Why mince words I loved this book. From the opening page you’re drawn into this lovely world of 1920’s London and the lives of a mother and grown daughter whose circumstances are forever changed by the Great War.
To make ends meet they rent out rooms in their their grand old house to a young couple or ‘paying guests’ . Although awkward at first, a relationship quickly develops and before you know it the old house comes to life again with a steamy, illicit, passionate love affair.
Of course, illicit affairs are the stuff of real life and fiction. I think what makes this one unique is that it explores illicit love amidst the backdrop of changing moral fabric. The old world where women played prescriptive roles was changing. The Edwardian sensibility was fading against the rise of the middle class and the collapse of the old social genteel order. When the Barbers, a rough and tumble young couple (he’s an insurance broker, she a stay-at-home wife of questionable class) move in, their relationship with Frances and her mother becomes a microcosm of the new social order that is emerging.

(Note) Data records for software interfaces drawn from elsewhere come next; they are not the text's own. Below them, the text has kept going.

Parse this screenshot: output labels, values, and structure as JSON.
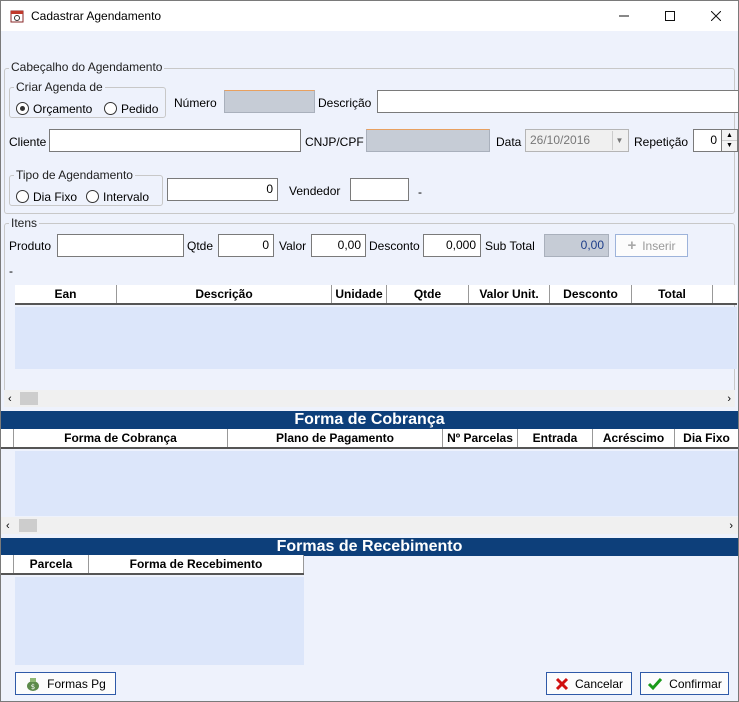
{
  "window": {
    "title": "Cadastrar Agendamento"
  },
  "header_group": {
    "label": "Cabeçalho do Agendamento",
    "agenda_group": {
      "label": "Criar Agenda de",
      "option1": "Orçamento",
      "option2": "Pedido"
    },
    "numero_label": "Número",
    "descricao_label": "Descrição",
    "cliente_label": "Cliente",
    "cnpj_label": "CNJP/CPF",
    "data_label": "Data",
    "data_value": "26/10/2016",
    "repeticao_label": "Repetição",
    "repeticao_value": "0",
    "tipo_group": {
      "label": "Tipo de Agendamento",
      "option1": "Dia Fixo",
      "option2": "Intervalo"
    },
    "intervalo_value": "0",
    "vendedor_label": "Vendedor",
    "dash": "-"
  },
  "itens_group": {
    "label": "Itens",
    "produto_label": "Produto",
    "qtde_label": "Qtde",
    "qtde_value": "0",
    "valor_label": "Valor",
    "valor_value": "0,00",
    "desconto_label": "Desconto",
    "desconto_value": "0,000",
    "subtotal_label": "Sub Total",
    "subtotal_value": "0,00",
    "inserir_label": "Inserir",
    "dash": "-",
    "columns": [
      "Ean",
      "Descrição",
      "Unidade",
      "Qtde",
      "Valor Unit.",
      "Desconto",
      "Total"
    ]
  },
  "cobranca": {
    "title": "Forma de Cobrança",
    "columns": [
      "Forma de Cobrança",
      "Plano de Pagamento",
      "Nº Parcelas",
      "Entrada",
      "Acréscimo",
      "Dia Fixo"
    ]
  },
  "recebimento": {
    "title": "Formas de Recebimento",
    "columns": [
      "Parcela",
      "Forma de Recebimento"
    ]
  },
  "buttons": {
    "formas_pg": "Formas Pg",
    "cancelar": "Cancelar",
    "confirmar": "Confirmar"
  },
  "colors": {
    "section_bg": "#0d3f7a",
    "grid_bg": "#dce6fa",
    "client_bg": "#eef2fc"
  }
}
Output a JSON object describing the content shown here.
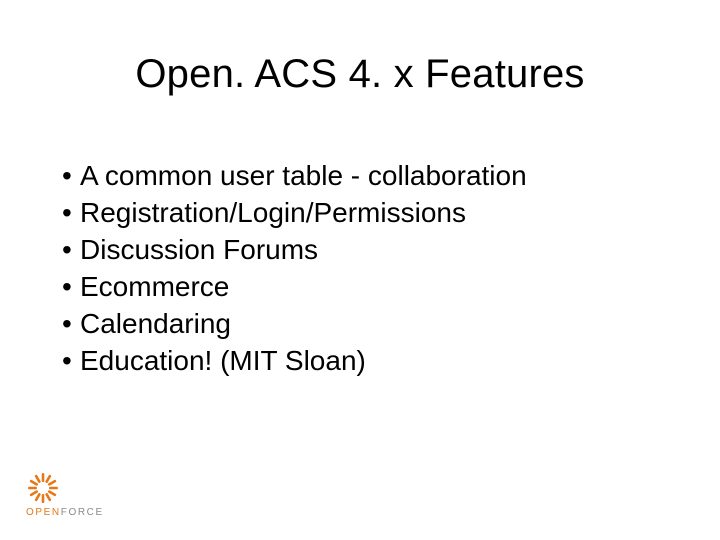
{
  "title": "Open. ACS 4. x Features",
  "bullets": [
    "A common user table - collaboration",
    "Registration/Login/Permissions",
    "Discussion Forums",
    "Ecommerce",
    "Calendaring",
    "Education! (MIT Sloan)"
  ],
  "brand": {
    "open": "OPEN",
    "force": "FORCE",
    "accent_color": "#e67817",
    "muted_color": "#8a8a8a"
  }
}
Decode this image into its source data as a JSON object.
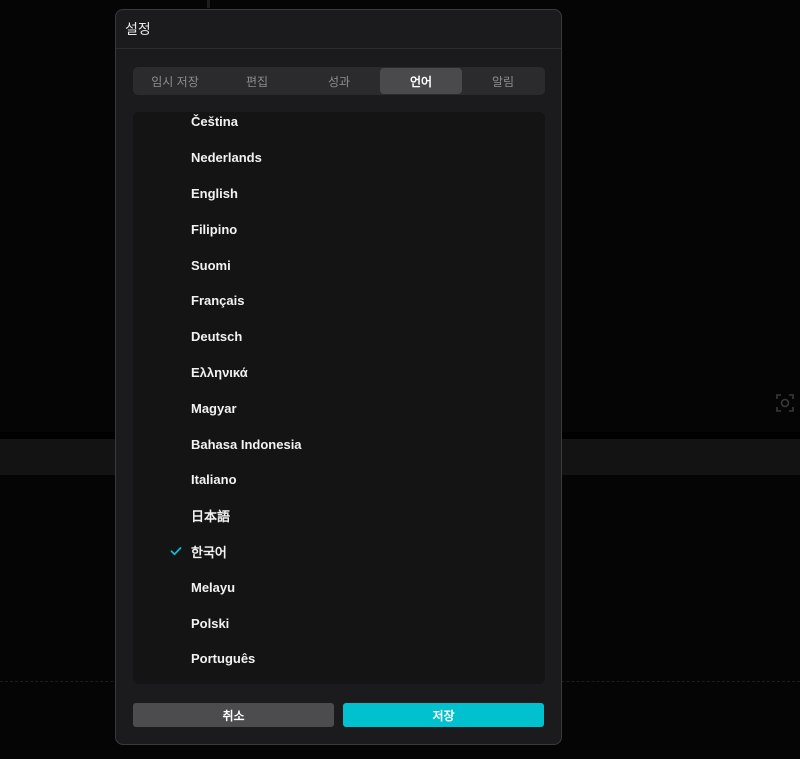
{
  "dialog": {
    "title": "설정",
    "tabs": [
      {
        "label": "임시 저장",
        "active": false
      },
      {
        "label": "편집",
        "active": false
      },
      {
        "label": "성과",
        "active": false
      },
      {
        "label": "언어",
        "active": true
      },
      {
        "label": "알림",
        "active": false
      }
    ],
    "languages": [
      {
        "label": "Čeština",
        "selected": false
      },
      {
        "label": "Nederlands",
        "selected": false
      },
      {
        "label": "English",
        "selected": false
      },
      {
        "label": "Filipino",
        "selected": false
      },
      {
        "label": "Suomi",
        "selected": false
      },
      {
        "label": "Français",
        "selected": false
      },
      {
        "label": "Deutsch",
        "selected": false
      },
      {
        "label": "Ελληνικά",
        "selected": false
      },
      {
        "label": "Magyar",
        "selected": false
      },
      {
        "label": "Bahasa Indonesia",
        "selected": false
      },
      {
        "label": "Italiano",
        "selected": false
      },
      {
        "label": "日本語",
        "selected": false
      },
      {
        "label": "한국어",
        "selected": true
      },
      {
        "label": "Melayu",
        "selected": false
      },
      {
        "label": "Polski",
        "selected": false
      },
      {
        "label": "Português",
        "selected": false
      }
    ],
    "cancel_label": "취소",
    "save_label": "저장"
  },
  "colors": {
    "accent": "#00c1cd",
    "dialog_bg": "#1b1b1d",
    "list_bg": "#141414",
    "tab_active": "#4a4a4d"
  },
  "icons": {
    "selected_marker": "check-icon",
    "background_tool": "focus-frame-icon"
  }
}
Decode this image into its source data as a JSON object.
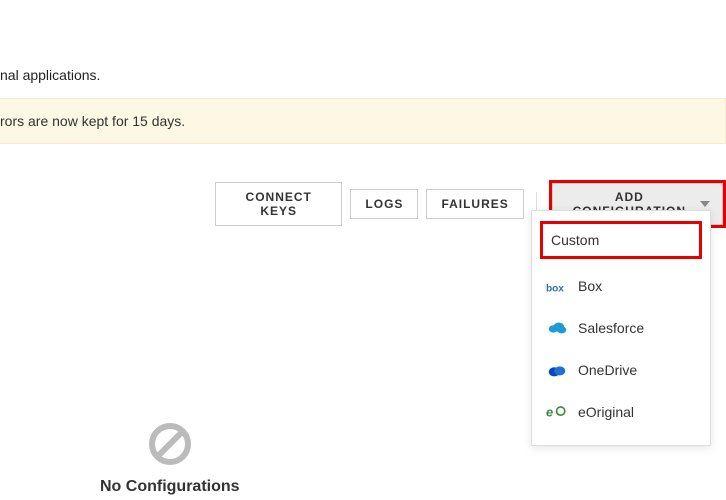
{
  "intro_fragment": "nal applications.",
  "alert_fragment": "rors are now kept for 15 days.",
  "toolbar": {
    "connect_keys": "CONNECT KEYS",
    "logs": "LOGS",
    "failures": "FAILURES",
    "add_configuration": "ADD CONFIGURATION"
  },
  "dropdown": {
    "items": [
      {
        "label": "Custom"
      },
      {
        "label": "Box"
      },
      {
        "label": "Salesforce"
      },
      {
        "label": "OneDrive"
      },
      {
        "label": "eOriginal"
      }
    ]
  },
  "empty_state": {
    "title": "No Configurations"
  }
}
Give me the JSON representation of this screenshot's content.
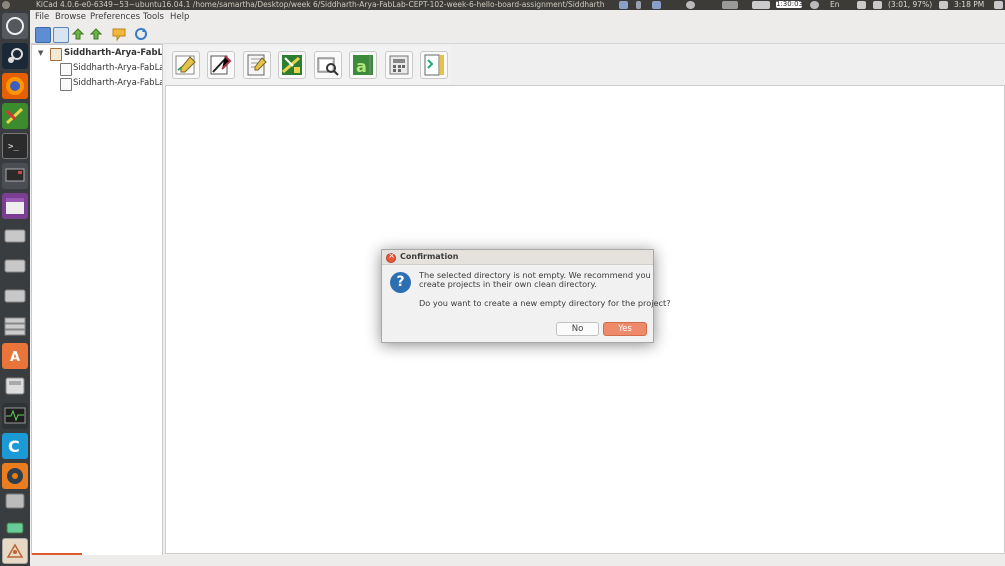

This all sounds very academic but what this book is, is an extraordinary romp that’s well executed on multiple levels. Without giving too much away I would say that the book is also a study in the slippery slope of moral indiscretion where one act begets another and before you know it,your characters are far away from who they thought they were or hoped to be. Another great read! I loved it and look forward to reading other books by the talented Ms. Waters!